Nice powder box


#1



#2

That’s a fabulous powder can. Very interesting that the front is in German, but the back entirely in Italian. I am fascinated by the “Jos. Dupont - Milano” appellation. Does that have anything to do with the huge Dupont firm, or is it coincidental? I was not aware of any connection between Wolff & Co. and Dupont. Was there one? Who was Joseph Dupont? I assume that “Jos” stands for “Joseph” or “Josef.”


#3

This tin is confusing to say the least. A google search revealed that Wolff & Co of Walsrode Germany, displayed tin cans used for packaging of gunpowder at the 1888 Melbourne Centennial International Exhibition. I’m not sure if this meant they manufactured tin cans, or were makers of powder and were displaying the empty cans that their powder was packaged in. I would think it was the latter. There may actually be a connection to the DuPont gun powder makers that we are familiar with, based on additional Google info. While Wolff was located in Walsrode, it is obvious that Walsrode is also being used as a brand name on the tin, also. DuPont developed Walsrode powder.

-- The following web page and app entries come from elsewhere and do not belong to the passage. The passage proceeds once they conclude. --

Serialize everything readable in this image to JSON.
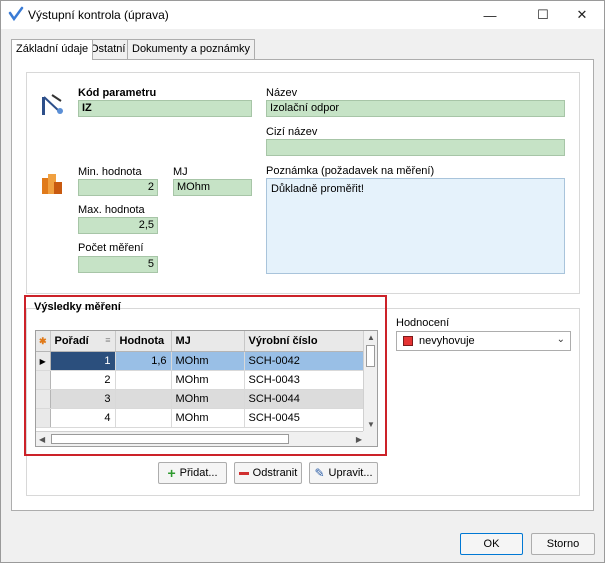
{
  "window": {
    "title": "Výstupní kontrola (úprava)",
    "min_glyph": "—",
    "max_glyph": "☐",
    "close_glyph": "✕"
  },
  "tabs": [
    {
      "label": "Základní údaje"
    },
    {
      "label": "Ostatní"
    },
    {
      "label": "Dokumenty a poznámky"
    }
  ],
  "form": {
    "kod_parametru_label": "Kód parametru",
    "kod_parametru_value": "IZ",
    "nazev_label": "Název",
    "nazev_value": "Izolační odpor",
    "cizi_nazev_label": "Cizí název",
    "cizi_nazev_value": "",
    "min_label": "Min. hodnota",
    "min_value": "2",
    "mj_label": "MJ",
    "mj_value": "MOhm",
    "max_label": "Max. hodnota",
    "max_value": "2,5",
    "pocet_label": "Počet měření",
    "pocet_value": "5",
    "poznamka_label": "Poznámka (požadavek na měření)",
    "poznamka_value": "Důkladně proměřit!"
  },
  "results": {
    "title": "Výsledky měření",
    "columns": [
      "Pořadí",
      "Hodnota",
      "MJ",
      "Výrobní číslo"
    ],
    "rows": [
      {
        "poradi": "1",
        "hodnota": "1,6",
        "mj": "MOhm",
        "vc": "SCH-0042"
      },
      {
        "poradi": "2",
        "hodnota": "",
        "mj": "MOhm",
        "vc": "SCH-0043"
      },
      {
        "poradi": "3",
        "hodnota": "",
        "mj": "MOhm",
        "vc": "SCH-0044"
      },
      {
        "poradi": "4",
        "hodnota": "",
        "mj": "MOhm",
        "vc": "SCH-0045"
      }
    ]
  },
  "hodnoceni": {
    "label": "Hodnocení",
    "value": "nevyhovuje",
    "color": "#e53333"
  },
  "actions": {
    "add": "Přidat...",
    "remove": "Odstranit",
    "edit": "Upravit..."
  },
  "footer": {
    "ok": "OK",
    "cancel": "Storno"
  },
  "colors": {
    "field_bg": "#c6e3c6",
    "memo_bg": "#e5f2fb",
    "highlight": "#cc2229",
    "selected_row": "#99bfe6"
  }
}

In addition, the name Schultz is also on the tin - the American EC & Shultz Gunpowder Co was one of over 60 powder making companies DuPont absorbed prior to being found in violation of the Sherman Antitrust Act in 1907. I was unable to find anything on Jos. DuPont, but I assume he was the Italian distributor.


#4

As J-P was just posting a picture of his powder can, and not asking a question, I’ll post a couple of pictures of the earliest cans I have, these having been made by Laflins, Smith & Boies. This powder company went through a number of reorganizations and the resultant name changes. They used this particular name from about 1854 until about 1860.


#5

Guy: Perhaps some of our posters with access to original German sources can help us out here, but it looks to me, after a bit of googling, that the Wolff interests were involved in the manufacture of black powder from the early 19th cent. and before 1880 were producing guncotton at Walsrode, Germany. The sources I find don’t specifically mention smokeless small arms propellant, but I think the use of the name Walsrode in connection with such propellant in the late 19th century probably relates to this firm. I have no idea what the connection with duPont might have been. JG